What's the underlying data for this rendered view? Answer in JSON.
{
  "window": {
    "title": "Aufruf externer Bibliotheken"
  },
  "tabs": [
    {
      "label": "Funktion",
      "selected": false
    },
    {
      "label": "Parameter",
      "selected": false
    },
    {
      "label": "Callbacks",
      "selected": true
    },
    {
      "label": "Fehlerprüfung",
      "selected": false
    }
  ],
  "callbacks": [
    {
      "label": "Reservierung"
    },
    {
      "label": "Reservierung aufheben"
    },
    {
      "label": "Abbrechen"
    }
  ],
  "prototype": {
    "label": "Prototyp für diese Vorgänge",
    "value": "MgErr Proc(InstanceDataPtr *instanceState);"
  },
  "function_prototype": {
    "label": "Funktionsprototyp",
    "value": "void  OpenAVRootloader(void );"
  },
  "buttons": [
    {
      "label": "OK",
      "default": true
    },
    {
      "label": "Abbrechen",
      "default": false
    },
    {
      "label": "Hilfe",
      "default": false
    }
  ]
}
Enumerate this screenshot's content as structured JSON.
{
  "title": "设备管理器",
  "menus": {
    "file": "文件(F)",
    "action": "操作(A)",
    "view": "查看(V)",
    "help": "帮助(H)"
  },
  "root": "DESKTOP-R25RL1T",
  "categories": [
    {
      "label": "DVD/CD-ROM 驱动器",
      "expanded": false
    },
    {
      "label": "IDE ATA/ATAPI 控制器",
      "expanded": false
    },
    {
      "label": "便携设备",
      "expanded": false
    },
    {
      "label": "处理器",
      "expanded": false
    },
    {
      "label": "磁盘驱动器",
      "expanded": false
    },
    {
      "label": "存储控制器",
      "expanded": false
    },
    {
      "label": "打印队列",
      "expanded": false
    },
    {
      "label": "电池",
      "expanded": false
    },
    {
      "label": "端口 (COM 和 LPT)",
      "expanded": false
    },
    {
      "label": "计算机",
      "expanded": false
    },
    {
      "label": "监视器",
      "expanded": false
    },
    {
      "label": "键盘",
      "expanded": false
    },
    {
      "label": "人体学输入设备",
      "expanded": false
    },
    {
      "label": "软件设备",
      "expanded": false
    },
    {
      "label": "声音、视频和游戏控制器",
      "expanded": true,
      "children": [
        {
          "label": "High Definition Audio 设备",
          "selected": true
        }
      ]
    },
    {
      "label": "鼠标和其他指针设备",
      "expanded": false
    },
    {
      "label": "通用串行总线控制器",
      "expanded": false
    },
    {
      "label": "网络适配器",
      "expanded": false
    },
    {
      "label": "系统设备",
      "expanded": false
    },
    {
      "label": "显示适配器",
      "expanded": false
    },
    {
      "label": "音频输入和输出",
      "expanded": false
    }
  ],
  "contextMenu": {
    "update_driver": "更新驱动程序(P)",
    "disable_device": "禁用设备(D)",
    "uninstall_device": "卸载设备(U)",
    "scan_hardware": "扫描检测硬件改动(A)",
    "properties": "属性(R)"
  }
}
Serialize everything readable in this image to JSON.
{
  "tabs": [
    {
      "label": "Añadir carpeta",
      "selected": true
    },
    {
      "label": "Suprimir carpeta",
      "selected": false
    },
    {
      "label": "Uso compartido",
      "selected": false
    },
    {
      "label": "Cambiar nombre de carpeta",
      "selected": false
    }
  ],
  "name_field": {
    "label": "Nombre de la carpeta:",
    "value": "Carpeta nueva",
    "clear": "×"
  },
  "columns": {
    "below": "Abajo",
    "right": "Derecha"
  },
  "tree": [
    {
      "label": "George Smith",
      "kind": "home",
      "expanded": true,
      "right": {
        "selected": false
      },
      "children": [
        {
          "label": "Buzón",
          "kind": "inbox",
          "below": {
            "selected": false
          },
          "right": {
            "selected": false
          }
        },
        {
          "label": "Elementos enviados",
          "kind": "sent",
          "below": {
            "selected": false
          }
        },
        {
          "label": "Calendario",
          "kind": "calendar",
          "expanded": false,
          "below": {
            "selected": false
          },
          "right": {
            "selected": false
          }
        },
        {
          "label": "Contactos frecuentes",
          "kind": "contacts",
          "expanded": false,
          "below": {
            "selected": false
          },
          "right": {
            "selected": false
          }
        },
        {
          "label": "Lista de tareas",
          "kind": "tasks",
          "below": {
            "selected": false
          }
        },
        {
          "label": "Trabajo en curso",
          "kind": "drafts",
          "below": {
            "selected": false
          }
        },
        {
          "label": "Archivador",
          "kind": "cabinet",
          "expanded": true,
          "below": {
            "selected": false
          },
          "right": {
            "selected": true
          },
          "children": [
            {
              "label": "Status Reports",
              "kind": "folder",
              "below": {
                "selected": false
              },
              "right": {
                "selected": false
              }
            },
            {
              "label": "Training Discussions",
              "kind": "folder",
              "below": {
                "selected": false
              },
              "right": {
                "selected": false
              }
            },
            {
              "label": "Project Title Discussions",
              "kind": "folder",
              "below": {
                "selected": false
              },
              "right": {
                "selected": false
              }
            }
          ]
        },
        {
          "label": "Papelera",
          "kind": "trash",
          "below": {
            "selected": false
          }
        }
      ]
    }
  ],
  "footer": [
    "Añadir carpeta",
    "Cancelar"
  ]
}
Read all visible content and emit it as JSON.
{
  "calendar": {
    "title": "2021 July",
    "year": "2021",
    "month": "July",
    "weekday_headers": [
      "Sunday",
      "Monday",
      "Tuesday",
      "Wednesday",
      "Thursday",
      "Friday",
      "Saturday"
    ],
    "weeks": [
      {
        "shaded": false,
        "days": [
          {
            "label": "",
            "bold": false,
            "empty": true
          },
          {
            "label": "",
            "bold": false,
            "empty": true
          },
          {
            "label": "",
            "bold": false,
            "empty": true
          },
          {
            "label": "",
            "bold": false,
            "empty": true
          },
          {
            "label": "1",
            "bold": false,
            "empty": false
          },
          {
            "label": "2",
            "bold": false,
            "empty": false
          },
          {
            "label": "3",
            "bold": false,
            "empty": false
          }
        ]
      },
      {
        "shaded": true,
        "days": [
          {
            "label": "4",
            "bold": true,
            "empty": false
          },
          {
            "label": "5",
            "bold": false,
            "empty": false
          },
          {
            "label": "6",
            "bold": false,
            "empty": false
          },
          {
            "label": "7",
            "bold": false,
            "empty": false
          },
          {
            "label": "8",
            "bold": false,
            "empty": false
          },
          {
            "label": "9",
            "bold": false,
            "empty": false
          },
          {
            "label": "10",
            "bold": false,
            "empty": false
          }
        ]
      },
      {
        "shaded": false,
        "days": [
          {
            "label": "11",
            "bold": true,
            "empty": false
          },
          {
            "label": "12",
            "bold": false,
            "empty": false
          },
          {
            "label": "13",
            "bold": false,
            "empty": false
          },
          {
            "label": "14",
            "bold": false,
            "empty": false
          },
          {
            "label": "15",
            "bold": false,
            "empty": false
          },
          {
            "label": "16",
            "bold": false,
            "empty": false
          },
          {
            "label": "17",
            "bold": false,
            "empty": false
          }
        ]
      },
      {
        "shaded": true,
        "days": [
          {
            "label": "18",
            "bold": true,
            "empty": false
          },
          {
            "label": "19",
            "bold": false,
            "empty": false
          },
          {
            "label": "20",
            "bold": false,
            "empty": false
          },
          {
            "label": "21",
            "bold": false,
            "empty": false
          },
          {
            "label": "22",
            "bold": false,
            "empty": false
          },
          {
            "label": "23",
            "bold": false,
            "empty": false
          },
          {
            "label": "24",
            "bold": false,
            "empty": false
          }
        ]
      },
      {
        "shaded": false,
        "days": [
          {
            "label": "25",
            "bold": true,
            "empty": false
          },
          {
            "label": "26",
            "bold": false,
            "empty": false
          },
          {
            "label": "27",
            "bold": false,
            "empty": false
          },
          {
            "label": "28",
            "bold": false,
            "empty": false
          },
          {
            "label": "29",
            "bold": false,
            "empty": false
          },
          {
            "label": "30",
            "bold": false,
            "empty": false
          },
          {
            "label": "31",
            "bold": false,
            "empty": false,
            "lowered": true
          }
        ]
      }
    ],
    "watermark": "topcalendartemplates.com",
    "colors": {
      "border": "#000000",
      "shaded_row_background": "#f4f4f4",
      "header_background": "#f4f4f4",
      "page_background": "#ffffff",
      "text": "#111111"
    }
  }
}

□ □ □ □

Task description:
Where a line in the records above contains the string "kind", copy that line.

Reply to the exercise:
      "kind": "home",
          "kind": "inbox",
          "kind": "sent",
          "kind": "calendar",
          "kind": "contacts",
          "kind": "tasks",
          "kind": "drafts",
          "kind": "cabinet",
              "kind": "folder",
              "kind": "folder",
              "kind": "folder",
          "kind": "trash",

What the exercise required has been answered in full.